2. If you are a student, your school will give you a form (JW202 in Jiangsu Province) that indicates that you are a student and for what period of time.  They will only give you permission to get a student visa for the period of time that you have paid tuition for or one year, which ever is less.  If you are planning on staying longer than one semester, pay for a full year.  That will save you the cost (and time and effort) of renewing your visa every semester.   Make sure that the school knows how many family members are here in China with you!  Bring their passports with you when you show up for registration! (Depending on the Visa Officer at your school, they may want to see each family member in person!)  For each family member you will receive a Certificate for Visa that will also need to be turned in with their application.

3. Photo copies of of the passport photo page and the visa you entered on for everyone who is apply for a visa (you, your spouse, your dependents.)

4.  Passport photos for everyone applying for a visa.  You’ll need these to apply for the visa and for your medical, so have several made up in advance and just keep them with your paperwork.

5. If you are a student, you’ll need a medical.

  • Do not bother with this in the U.S.  They’ll make you do it over again when you get here.
  • Ask the school for the location of the medical office for this physical.  Go to the Chinese location, don’t bother paying extra at the SOS or international clinic.
  • These are not necessary for anyone under 18, and so does not apply to your dependents, but your spouse will need one.
  • The medical clinic folks will listen to your heart, take your blood pressure, examine ears, nose and throat, collect blood, do a chest x-ray and a perform a sonogram.
  • There is no vision, hearing, or nerve testing.  I’m pretty sure they are checking for HIV when they draw your blood.  We watched carefully and they did use new needles.

A few days later, you’ll come back and pick up your medicals and receive a copy of your x-ray.  The paper form that you receive is all you need to take for your visa so just take a gander at your x-ray for fun, and then file it away somewhere.

6. Money.  Ask your school exactly how much this will cost and bring the cash with you to the Exit Entry Office.  The visa office does not take Visa or Mastercard or even China’s Union Pay.  Sorry folks! The prices for visas at the time of this writing are Y800 for student visas and Y955  for 1 year multiple-entry L visas.   BTW, you can also leave the country and return on a student visa without worry.

Other steps you may consider:

One of the things we started doing in Mongolia and have continued here, is scanning in high-resolution color copies of all of our documents.  We haven’t needed the copies yet, but it would be a fantastic back up incase your originals were lost or stolen.
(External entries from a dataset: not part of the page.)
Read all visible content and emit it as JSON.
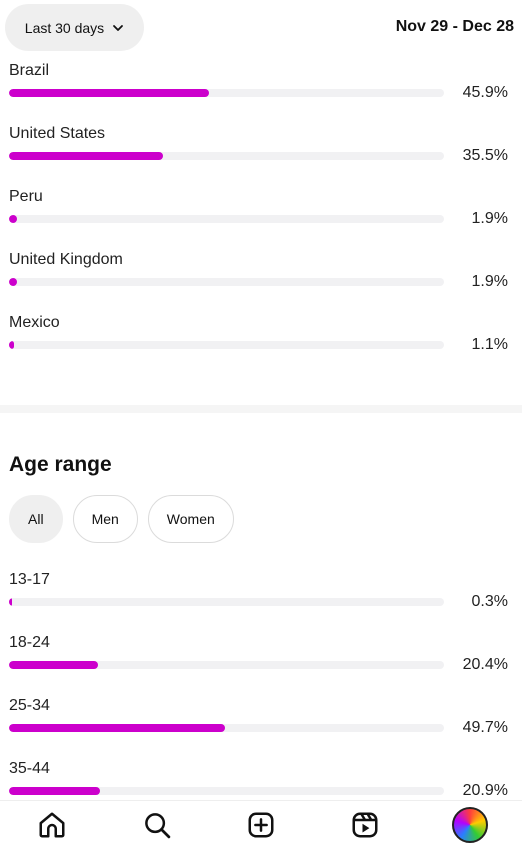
{
  "header": {
    "range_label": "Last 30 days",
    "date_range": "Nov 29 - Dec 28"
  },
  "locations": [
    {
      "label": "Brazil",
      "percent": 45.9,
      "pct_text": "45.9%"
    },
    {
      "label": "United States",
      "percent": 35.5,
      "pct_text": "35.5%"
    },
    {
      "label": "Peru",
      "percent": 1.9,
      "pct_text": "1.9%"
    },
    {
      "label": "United Kingdom",
      "percent": 1.9,
      "pct_text": "1.9%"
    },
    {
      "label": "Mexico",
      "percent": 1.1,
      "pct_text": "1.1%"
    }
  ],
  "age_range": {
    "title": "Age range",
    "filters": [
      {
        "label": "All",
        "active": true
      },
      {
        "label": "Men",
        "active": false
      },
      {
        "label": "Women",
        "active": false
      }
    ],
    "rows": [
      {
        "label": "13-17",
        "percent": 0.3,
        "pct_text": "0.3%"
      },
      {
        "label": "18-24",
        "percent": 20.4,
        "pct_text": "20.4%"
      },
      {
        "label": "25-34",
        "percent": 49.7,
        "pct_text": "49.7%"
      },
      {
        "label": "35-44",
        "percent": 20.9,
        "pct_text": "20.9%"
      }
    ]
  },
  "bottom_nav": {
    "items": [
      "home-icon",
      "search-icon",
      "create-icon",
      "reels-icon",
      "profile-avatar"
    ]
  },
  "colors": {
    "bar_fill": "#cc00cc",
    "bar_track": "#f1f1f3"
  }
}
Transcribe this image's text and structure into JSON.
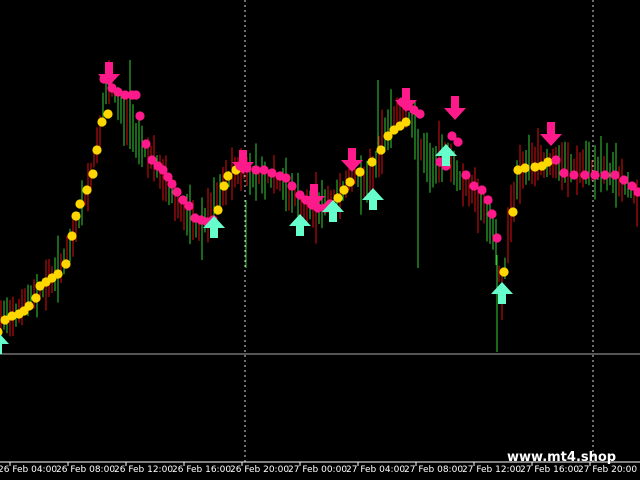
{
  "chart_data": {
    "type": "candlestick",
    "grid": "dashed vertical lines",
    "legend": "none",
    "x_tick_labels": [
      "26 Feb 04:00",
      "26 Feb 08:00",
      "26 Feb 12:00",
      "26 Feb 16:00",
      "26 Feb 20:00",
      "27 Feb 00:00",
      "27 Feb 04:00",
      "27 Feb 08:00",
      "27 Feb 12:00",
      "27 Feb 16:00",
      "27 Feb 20:00"
    ],
    "colors": {
      "bull": "#33cc33",
      "bear": "#dd1111",
      "dots_up": "#ffd700",
      "dots_down": "#ff1a8c",
      "arrow_buy": "#66ffcc",
      "arrow_sell": "#ff1a8c",
      "grid": "#ffffff",
      "background": "#000000"
    },
    "price_path": [
      [
        0,
        320
      ],
      [
        15,
        312
      ],
      [
        30,
        300
      ],
      [
        45,
        285
      ],
      [
        60,
        268
      ],
      [
        70,
        248
      ],
      [
        80,
        215
      ],
      [
        90,
        180
      ],
      [
        100,
        130
      ],
      [
        107,
        82
      ],
      [
        115,
        95
      ],
      [
        125,
        120
      ],
      [
        140,
        140
      ],
      [
        155,
        165
      ],
      [
        170,
        190
      ],
      [
        185,
        215
      ],
      [
        200,
        230
      ],
      [
        210,
        215
      ],
      [
        225,
        185
      ],
      [
        235,
        170
      ],
      [
        250,
        172
      ],
      [
        270,
        178
      ],
      [
        290,
        190
      ],
      [
        305,
        210
      ],
      [
        320,
        205
      ],
      [
        335,
        200
      ],
      [
        345,
        185
      ],
      [
        355,
        175
      ],
      [
        370,
        185
      ],
      [
        380,
        150
      ],
      [
        390,
        120
      ],
      [
        405,
        108
      ],
      [
        420,
        150
      ],
      [
        432,
        170
      ],
      [
        445,
        150
      ],
      [
        460,
        180
      ],
      [
        480,
        200
      ],
      [
        495,
        240
      ],
      [
        502,
        298
      ],
      [
        510,
        215
      ],
      [
        520,
        170
      ],
      [
        540,
        160
      ],
      [
        555,
        165
      ],
      [
        575,
        170
      ],
      [
        600,
        168
      ],
      [
        615,
        175
      ],
      [
        640,
        200
      ]
    ],
    "dot_series": [
      {
        "name": "",
        "color": "yellow",
        "points": [
          [
            -2,
            332
          ],
          [
            5,
            320
          ],
          [
            12,
            316
          ],
          [
            19,
            314
          ],
          [
            24,
            311
          ],
          [
            29,
            306
          ],
          [
            36,
            298
          ],
          [
            40,
            286
          ],
          [
            46,
            282
          ],
          [
            52,
            278
          ],
          [
            58,
            274
          ],
          [
            66,
            264
          ],
          [
            72,
            236
          ],
          [
            76,
            216
          ],
          [
            80,
            204
          ],
          [
            87,
            190
          ],
          [
            93,
            174
          ],
          [
            97,
            150
          ],
          [
            102,
            122
          ],
          [
            108,
            114
          ],
          [
            218,
            210
          ],
          [
            224,
            186
          ],
          [
            228,
            176
          ],
          [
            236,
            170
          ],
          [
            338,
            198
          ],
          [
            344,
            190
          ],
          [
            350,
            182
          ],
          [
            360,
            172
          ],
          [
            372,
            162
          ],
          [
            381,
            150
          ],
          [
            388,
            136
          ],
          [
            394,
            130
          ],
          [
            400,
            126
          ],
          [
            406,
            122
          ],
          [
            513,
            212
          ],
          [
            518,
            170
          ],
          [
            525,
            168
          ],
          [
            535,
            167
          ],
          [
            542,
            166
          ],
          [
            548,
            162
          ],
          [
            504,
            272
          ]
        ]
      },
      {
        "name": "",
        "color": "pink",
        "points": [
          [
            104,
            79
          ],
          [
            112,
            88
          ],
          [
            118,
            92
          ],
          [
            125,
            95
          ],
          [
            132,
            95
          ],
          [
            136,
            95
          ],
          [
            140,
            116
          ],
          [
            146,
            144
          ],
          [
            152,
            160
          ],
          [
            158,
            166
          ],
          [
            163,
            170
          ],
          [
            168,
            177
          ],
          [
            172,
            184
          ],
          [
            177,
            192
          ],
          [
            183,
            200
          ],
          [
            189,
            206
          ],
          [
            195,
            218
          ],
          [
            201,
            220
          ],
          [
            207,
            222
          ],
          [
            213,
            220
          ],
          [
            240,
            166
          ],
          [
            247,
            168
          ],
          [
            256,
            170
          ],
          [
            264,
            170
          ],
          [
            272,
            173
          ],
          [
            280,
            176
          ],
          [
            286,
            178
          ],
          [
            292,
            186
          ],
          [
            300,
            195
          ],
          [
            306,
            200
          ],
          [
            312,
            205
          ],
          [
            318,
            208
          ],
          [
            325,
            208
          ],
          [
            330,
            204
          ],
          [
            402,
            102
          ],
          [
            408,
            106
          ],
          [
            414,
            110
          ],
          [
            420,
            114
          ],
          [
            440,
            162
          ],
          [
            446,
            166
          ],
          [
            452,
            136
          ],
          [
            458,
            142
          ],
          [
            466,
            175
          ],
          [
            474,
            186
          ],
          [
            482,
            190
          ],
          [
            488,
            200
          ],
          [
            492,
            214
          ],
          [
            497,
            238
          ],
          [
            556,
            160
          ],
          [
            564,
            173
          ],
          [
            574,
            175
          ],
          [
            585,
            175
          ],
          [
            595,
            175
          ],
          [
            605,
            175
          ],
          [
            615,
            175
          ],
          [
            624,
            180
          ],
          [
            632,
            186
          ],
          [
            638,
            192
          ]
        ]
      }
    ],
    "buy_arrows": [
      [
        -2,
        344
      ],
      [
        214,
        228
      ],
      [
        300,
        226
      ],
      [
        333,
        212
      ],
      [
        373,
        200
      ],
      [
        446,
        156
      ],
      [
        502,
        294
      ]
    ],
    "sell_arrows": [
      [
        109,
        74
      ],
      [
        243,
        162
      ],
      [
        314,
        196
      ],
      [
        352,
        160
      ],
      [
        406,
        100
      ],
      [
        455,
        108
      ],
      [
        551,
        134
      ]
    ]
  },
  "watermark": "www.mt4.shop"
}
Another valuable tool we have been using is an expandable folder.We have found this to be the perfect way to keep everyones paperwork organized and in one place.  We were able to find plastic sleeves that fit our passports and social security cards perfectly, and after labeling a section for each family member, we used double sided tape to attach the sleeves to the inside of the folder.  Each person has their passport and their social security card attached to the front of their section, and their Chinese passports attached to the back of their section.  We have more sections than family members, so we also keep our rental information, school papers, etc. in their own section.  The folder has a special place in our home that is out of site, but that can also be easily accessed in an emergency.

Adoptive Families & Long Term Travel
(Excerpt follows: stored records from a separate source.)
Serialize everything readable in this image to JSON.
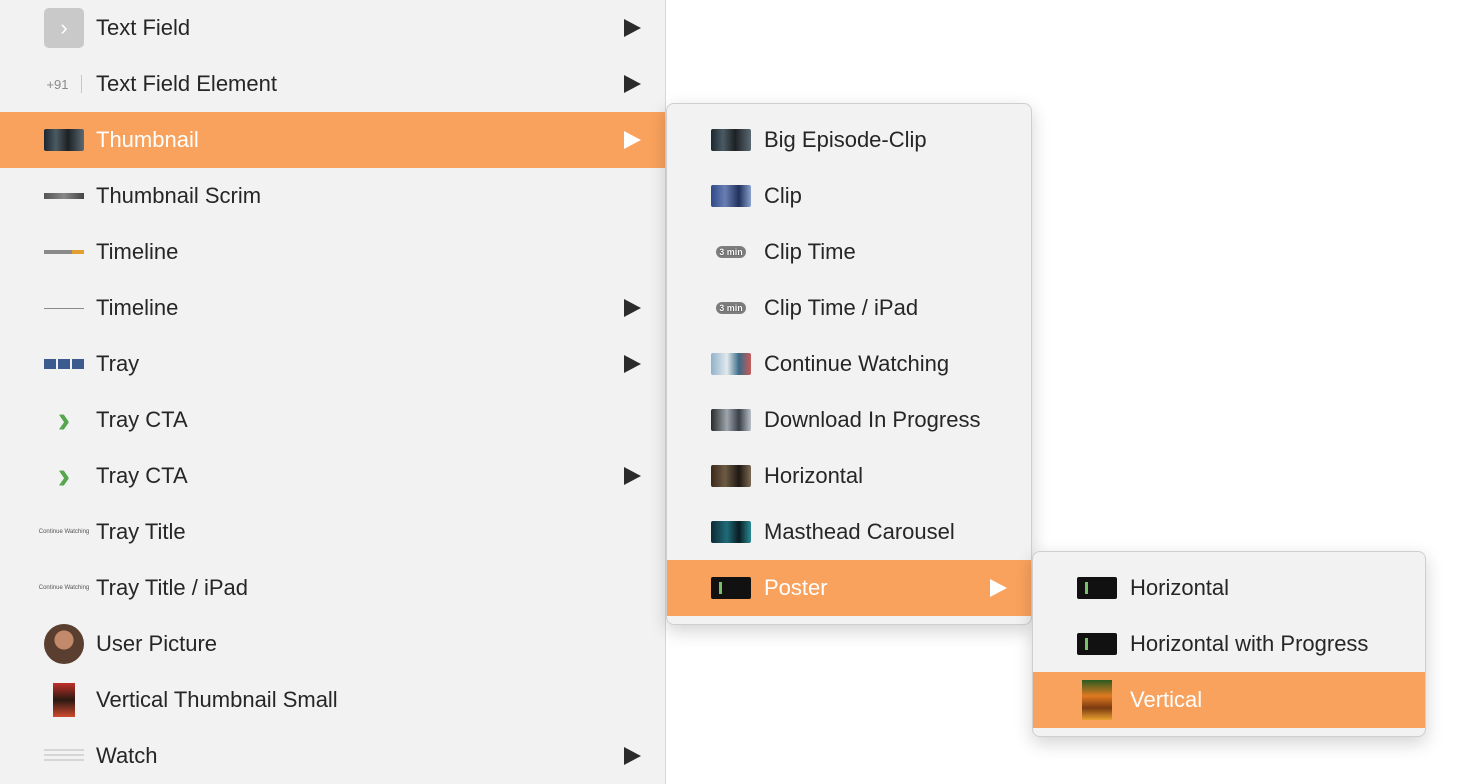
{
  "main_menu": {
    "items": [
      {
        "label": "Text Field",
        "icon": "chevron-right-square-icon",
        "glyph": "›",
        "has_submenu": true
      },
      {
        "label": "Text Field Element",
        "icon": "country-code-prefix-icon",
        "prefix": "+91",
        "has_submenu": true
      },
      {
        "label": "Thumbnail",
        "icon": "thumbnail-image-icon",
        "has_submenu": true,
        "selected": true
      },
      {
        "label": "Thumbnail Scrim",
        "icon": "scrim-bar-icon",
        "has_submenu": false
      },
      {
        "label": "Timeline",
        "icon": "timeline-progress-icon",
        "has_submenu": false
      },
      {
        "label": "Timeline",
        "icon": "timeline-line-icon",
        "has_submenu": true
      },
      {
        "label": "Tray",
        "icon": "tray-thumbnails-icon",
        "has_submenu": true
      },
      {
        "label": "Tray CTA",
        "icon": "green-chevron-icon",
        "glyph": "›",
        "has_submenu": false
      },
      {
        "label": "Tray CTA",
        "icon": "green-chevron-icon",
        "glyph": "›",
        "has_submenu": true
      },
      {
        "label": "Tray Title",
        "icon": "tray-title-text-icon",
        "tiny_text": "Continue Watching",
        "has_submenu": false
      },
      {
        "label": "Tray Title / iPad",
        "icon": "tray-title-text-icon",
        "tiny_text": "Continue Watching",
        "has_submenu": false
      },
      {
        "label": "User Picture",
        "icon": "user-avatar-icon",
        "has_submenu": false
      },
      {
        "label": "Vertical Thumbnail Small",
        "icon": "vertical-thumbnail-icon",
        "has_submenu": false
      },
      {
        "label": "Watch",
        "icon": "watch-lines-icon",
        "has_submenu": true
      }
    ]
  },
  "thumbnail_submenu": {
    "items": [
      {
        "label": "Big Episode-Clip",
        "icon": "episode-thumbnail-icon",
        "has_submenu": false
      },
      {
        "label": "Clip",
        "icon": "clip-thumbnail-icon",
        "has_submenu": false
      },
      {
        "label": "Clip Time",
        "icon": "duration-pill-icon",
        "pill": "3 min",
        "has_submenu": false
      },
      {
        "label": "Clip Time / iPad",
        "icon": "duration-pill-icon",
        "pill": "3 min",
        "has_submenu": false
      },
      {
        "label": "Continue Watching",
        "icon": "continue-watching-thumbnail-icon",
        "has_submenu": false
      },
      {
        "label": "Download In Progress",
        "icon": "download-thumbnail-icon",
        "has_submenu": false
      },
      {
        "label": "Horizontal",
        "icon": "horizontal-thumbnail-icon",
        "has_submenu": false
      },
      {
        "label": "Masthead Carousel",
        "icon": "masthead-thumbnail-icon",
        "has_submenu": false
      },
      {
        "label": "Poster",
        "icon": "poster-thumbnail-icon",
        "has_submenu": true,
        "selected": true
      }
    ]
  },
  "poster_submenu": {
    "items": [
      {
        "label": "Horizontal",
        "icon": "poster-horizontal-icon"
      },
      {
        "label": "Horizontal with Progress",
        "icon": "poster-horizontal-progress-icon"
      },
      {
        "label": "Vertical",
        "icon": "poster-vertical-icon",
        "selected": true
      }
    ]
  },
  "colors": {
    "selected_bg": "#f9a25d",
    "menu_bg": "#f2f2f2",
    "text": "#262626"
  }
}
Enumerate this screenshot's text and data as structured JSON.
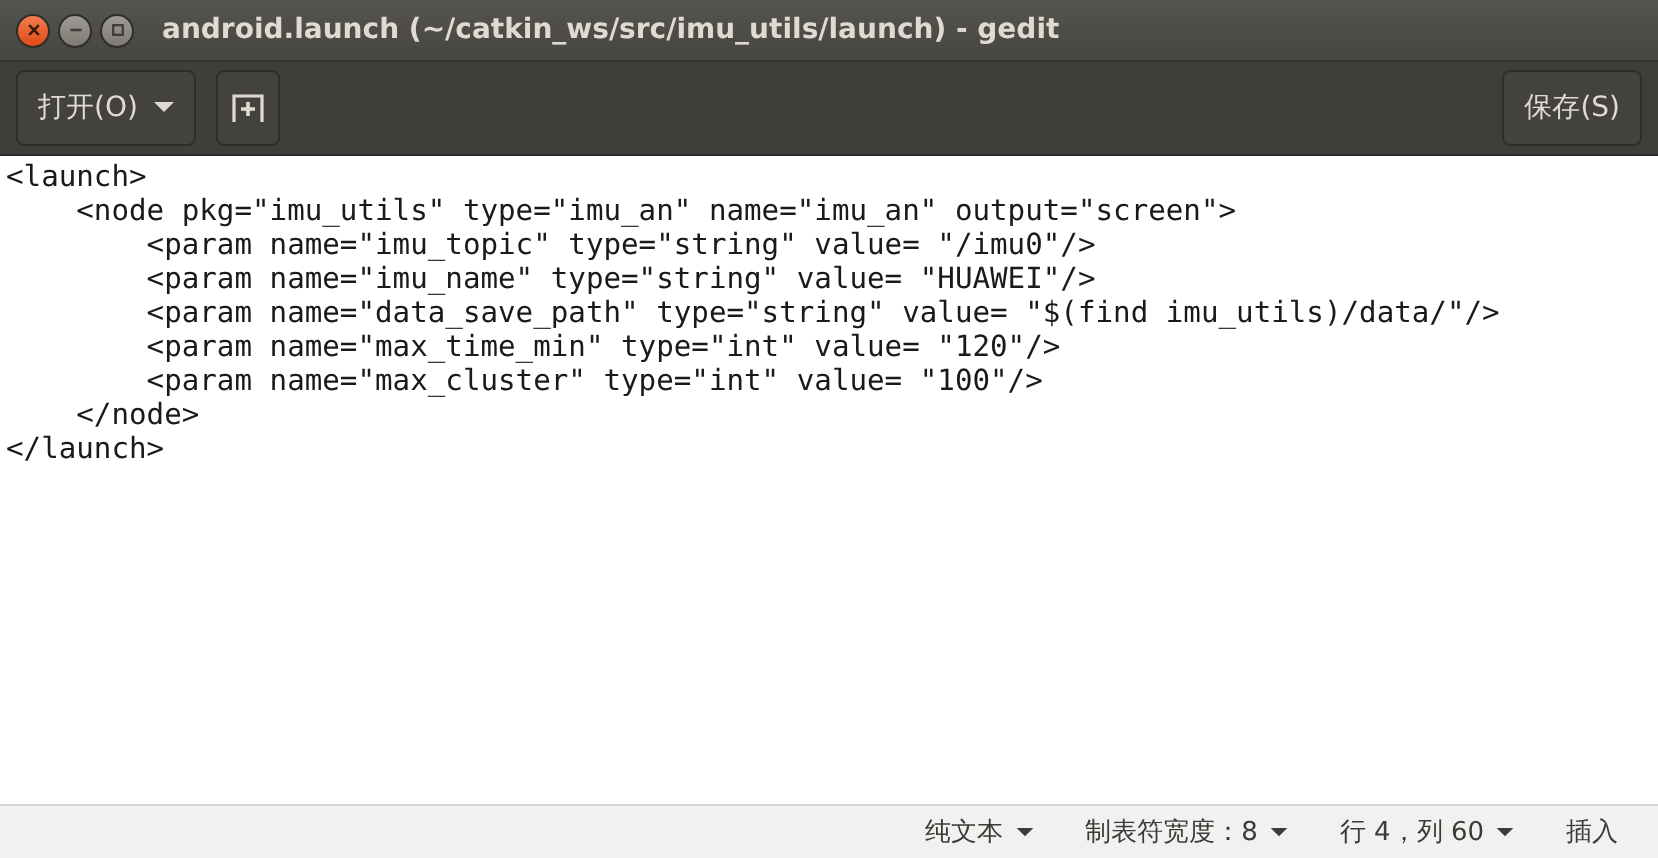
{
  "window": {
    "title": "android.launch (~/catkin_ws/src/imu_utils/launch) - gedit"
  },
  "toolbar": {
    "open_button": "打开(O)",
    "save_button": "保存(S)"
  },
  "editor": {
    "lines": [
      "<launch>",
      "    <node pkg=\"imu_utils\" type=\"imu_an\" name=\"imu_an\" output=\"screen\">",
      "        <param name=\"imu_topic\" type=\"string\" value= \"/imu0\"/>",
      "        <param name=\"imu_name\" type=\"string\" value= \"HUAWEI\"/>",
      "        <param name=\"data_save_path\" type=\"string\" value= \"$(find imu_utils)/data/\"/>",
      "        <param name=\"max_time_min\" type=\"int\" value= \"120\"/>",
      "        <param name=\"max_cluster\" type=\"int\" value= \"100\"/>",
      "    </node>",
      "</launch>"
    ]
  },
  "status_bar": {
    "language": "纯文本",
    "tab_width": "制表符宽度：8",
    "position": "行 4，列 60",
    "mode": "插入"
  }
}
My recommendation is to try and get a multiple entry 90 day visa so that all you need to do is leave the country and then return.  This is save you money and time waiting for a new visa.  Most people can get the 1 year multiple entry visa, but returning Chinese citizens can get a 2 year multiple entry visa.